Like virtually all modern operating systems, Embedded Xinu supports preemptive multitasking, which makes it appear that multiple threads are executing at the same time on the same processor. Support for preemptive multitasking consists of support for multiple threads combined with a preemption mechanism.
Embedded Xinu supports multiple threads, but only one can execute at a time. A thread context refers to the saved state of a thread, primarily CPU registers. Embedded Xinu platforms must implement two functions to allow creating new threads and switching between threads using their thread contexts:

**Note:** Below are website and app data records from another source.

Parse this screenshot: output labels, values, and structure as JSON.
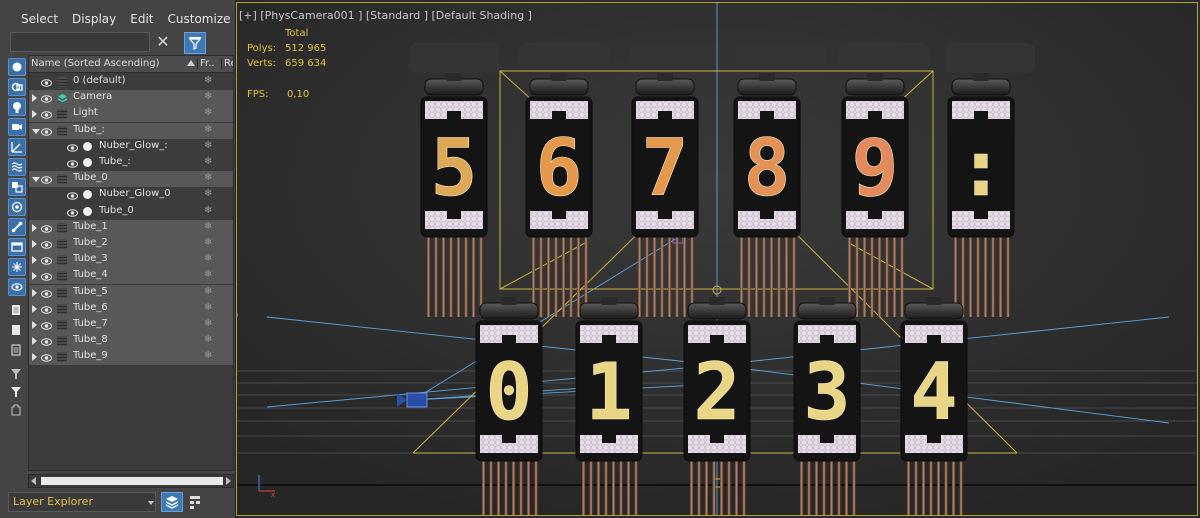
{
  "menu": {
    "select": "Select",
    "display": "Display",
    "edit": "Edit",
    "customize": "Customize"
  },
  "search": {
    "placeholder": ""
  },
  "columns": {
    "name": "Name (Sorted Ascending)",
    "frozen": "Fr...",
    "render": "Re"
  },
  "tree": [
    {
      "label": "0 (default)",
      "icon": "layer-icon",
      "indent": 0,
      "expander": "none",
      "selected": false
    },
    {
      "label": "Camera",
      "icon": "camera-icon",
      "indent": 0,
      "expander": "closed",
      "selected": true
    },
    {
      "label": "Light",
      "icon": "layer-icon",
      "indent": 0,
      "expander": "closed",
      "selected": true
    },
    {
      "label": "Tube_:",
      "icon": "layer-icon",
      "indent": 0,
      "expander": "open",
      "selected": true
    },
    {
      "label": "Nuber_Glow_:",
      "icon": "sphere-icon",
      "indent": 1,
      "expander": "none",
      "selected": false
    },
    {
      "label": "Tube_:",
      "icon": "sphere-icon",
      "indent": 1,
      "expander": "none",
      "selected": false
    },
    {
      "label": "Tube_0",
      "icon": "layer-icon",
      "indent": 0,
      "expander": "open",
      "selected": true
    },
    {
      "label": "Nuber_Glow_0",
      "icon": "sphere-icon",
      "indent": 1,
      "expander": "none",
      "selected": false
    },
    {
      "label": "Tube_0",
      "icon": "sphere-icon",
      "indent": 1,
      "expander": "none",
      "selected": false
    },
    {
      "label": "Tube_1",
      "icon": "layer-icon",
      "indent": 0,
      "expander": "closed",
      "selected": true
    },
    {
      "label": "Tube_2",
      "icon": "layer-icon",
      "indent": 0,
      "expander": "closed",
      "selected": true
    },
    {
      "label": "Tube_3",
      "icon": "layer-icon",
      "indent": 0,
      "expander": "closed",
      "selected": true
    },
    {
      "label": "Tube_4",
      "icon": "layer-icon",
      "indent": 0,
      "expander": "closed",
      "selected": true
    },
    {
      "label": "Tube_5",
      "icon": "layer-icon",
      "indent": 0,
      "expander": "closed",
      "selected": true
    },
    {
      "label": "Tube_6",
      "icon": "layer-icon",
      "indent": 0,
      "expander": "closed",
      "selected": true
    },
    {
      "label": "Tube_7",
      "icon": "layer-icon",
      "indent": 0,
      "expander": "closed",
      "selected": true
    },
    {
      "label": "Tube_8",
      "icon": "layer-icon",
      "indent": 0,
      "expander": "closed",
      "selected": true
    },
    {
      "label": "Tube_9",
      "icon": "layer-icon",
      "indent": 0,
      "expander": "closed",
      "selected": true
    }
  ],
  "footer": {
    "layer_explorer": "Layer Explorer"
  },
  "viewport": {
    "label": "[+] [PhysCamera001 ] [Standard ] [Default Shading ]",
    "stats": {
      "total": "Total",
      "polys_label": "Polys:",
      "polys_value": "512 965",
      "verts_label": "Verts:",
      "verts_value": "659 634",
      "fps_label": "FPS:",
      "fps_value": "0,10"
    },
    "top_row_digits": [
      "5",
      "6",
      "7",
      "8",
      "9",
      ":"
    ],
    "bottom_row_digits": [
      "0",
      "1",
      "2",
      "3",
      "4"
    ]
  },
  "colors": {
    "accent_blue": "#3d78b7",
    "selection_yellow": "#e2c23b",
    "glow_orange": "#f0a050",
    "glow_yellow": "#f5e08a"
  }
}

arch_setup_stack(), which is responsible for setting up the stack of a new thread to include an initial thread context and procedure arguments. This routine is typically implemented in C. It is called internally by
create(), located in system/create.c. For an example, see system/arch/mips/arch_setup_stack.c.
ctxsw(), which is responsible for switching between threads. More specifically, this routine must save the thread context of the current thread and restore the thread context of the new thread. This routine is always implemented in assembly language. For an example, see system/arch/mips/ctxsw.S.
Since different CPU architectures use different registers and calling conventions,
the size and format of a thread context varies depending on the CPU architecture.
Note that since thread contexts are created in both
ctxsw(), these two routines must create contexts that are compatible, at least to the extent that
ctxsw() can either start a new thread or resume an existing thread.
Other articles describe this in more detail for specific architectures:
Preemption occurs when the timer interrupt occurs and Embedded Xinu attempts to reschedule the currently executing thread, which results in a call to
ctxsw(), described above, that may switch to a different thread context. (We say may because the code is written such that
ctxsw() is called when the same thread is rescheduled to itself, in which case
ctxsw() restores the saved context immediately and is a no-op.) The means of generating a timer interrupt is platform-dependent and may even differ among platforms that share the same CPU architecture. For an example, see BCM2835 System Timer, which is used in the Raspberry Pi, an ARM-based platform.